The honest answer to the question of the best way to lead is that there is no single “best” way. The approach that works best in any given situation depends on a multitude of factors. The real art of leadership therefore comes from being able to diagnose the circumstances around you and select the approach that best fits the situation. It also comes from an awareness of the multiple different approaches to leadership that can work, and then from the ability to add these approaches to your leadership toolbox so they are available to you when you need them.
How to become a more balanced leader
Most people will, by and large, be comfortable with their style of leading, whether they tend to be more at the command-and-control end of things, or prefer a more empathetic, team-orientated approach. That’s fine and perfectly natural. However, the key to effective leadership is balance.

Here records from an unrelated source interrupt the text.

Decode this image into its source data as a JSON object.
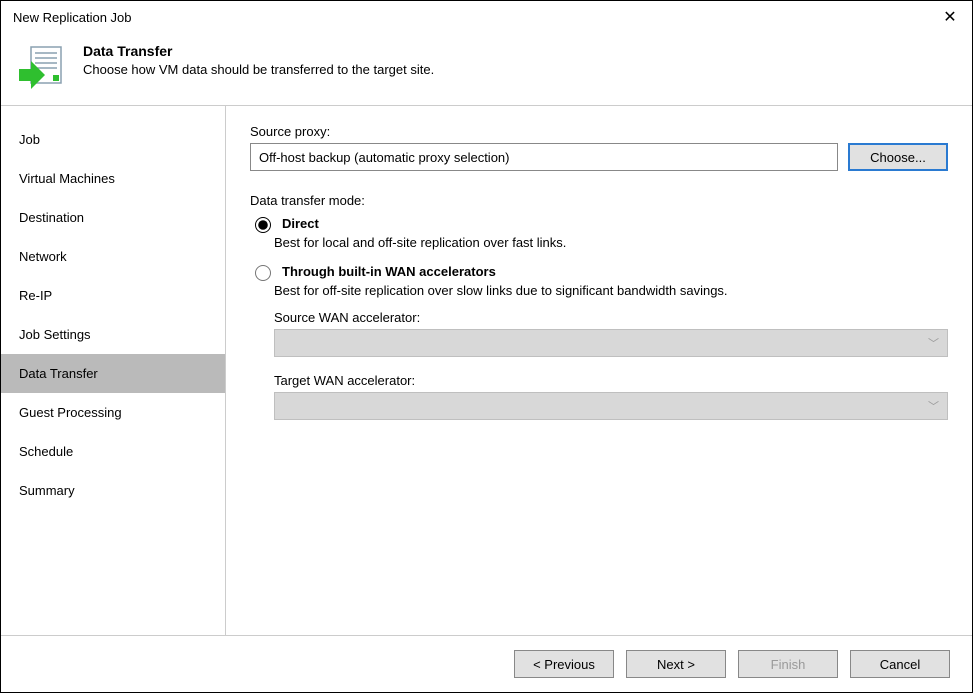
{
  "window": {
    "title": "New Replication Job"
  },
  "header": {
    "title": "Data Transfer",
    "subtitle": "Choose how VM data should be transferred to the target site."
  },
  "sidebar": {
    "items": [
      {
        "label": "Job",
        "active": false
      },
      {
        "label": "Virtual Machines",
        "active": false
      },
      {
        "label": "Destination",
        "active": false
      },
      {
        "label": "Network",
        "active": false
      },
      {
        "label": "Re-IP",
        "active": false
      },
      {
        "label": "Job Settings",
        "active": false
      },
      {
        "label": "Data Transfer",
        "active": true
      },
      {
        "label": "Guest Processing",
        "active": false
      },
      {
        "label": "Schedule",
        "active": false
      },
      {
        "label": "Summary",
        "active": false
      }
    ]
  },
  "main": {
    "source_proxy_label": "Source proxy:",
    "source_proxy_value": "Off-host backup (automatic proxy selection)",
    "choose_button": "Choose...",
    "mode_label": "Data transfer mode:",
    "direct": {
      "label": "Direct",
      "desc": "Best for local and off-site replication over fast links."
    },
    "wan": {
      "label": "Through built-in WAN accelerators",
      "desc": "Best for off-site replication over slow links due to significant bandwidth savings.",
      "source_label": "Source WAN accelerator:",
      "target_label": "Target WAN accelerator:"
    }
  },
  "footer": {
    "previous": "< Previous",
    "next": "Next >",
    "finish": "Finish",
    "cancel": "Cancel"
  }
}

Balance is a crucial component, if not the crucial component, in successful leadership. In today’s fast-paced world, it is very easy to get into a situation of reacting to circumstances as they come along, one after another. However, that is not always the best strategy for either the short or the long term. Balanced leadership allows for a fluid reaction, but a more considered one too.
To achieve balance you also need to develop the skills to adjust to a different tack as and when required. This is why we have written our new book The Balanced Leader.
It is to give you a very different view of leadership than what you’ll typically get elsewhere. To draw upon our extensive leadership experience from our military careers, as well as our combined 24-plus years of leadership coaching experience in the business world.
In this book we have focused on many different leadership approaches. To help you visualise them, we’ve shown them on a series of spectrums, which demonstrate that the requirements of leadership change according to circumstances. Part Two of the book teaches the fundamental foundations you need to add these skills to your own leadership toolbox. Practise these skills often and you will be able to shift your leadership up or down a gear, with ease, as and when required.
If balance is the key to successful leadership, then flexibility is the key to achieving balance. We believe balanced leadership represents the future. Now is the time to prepare for that future.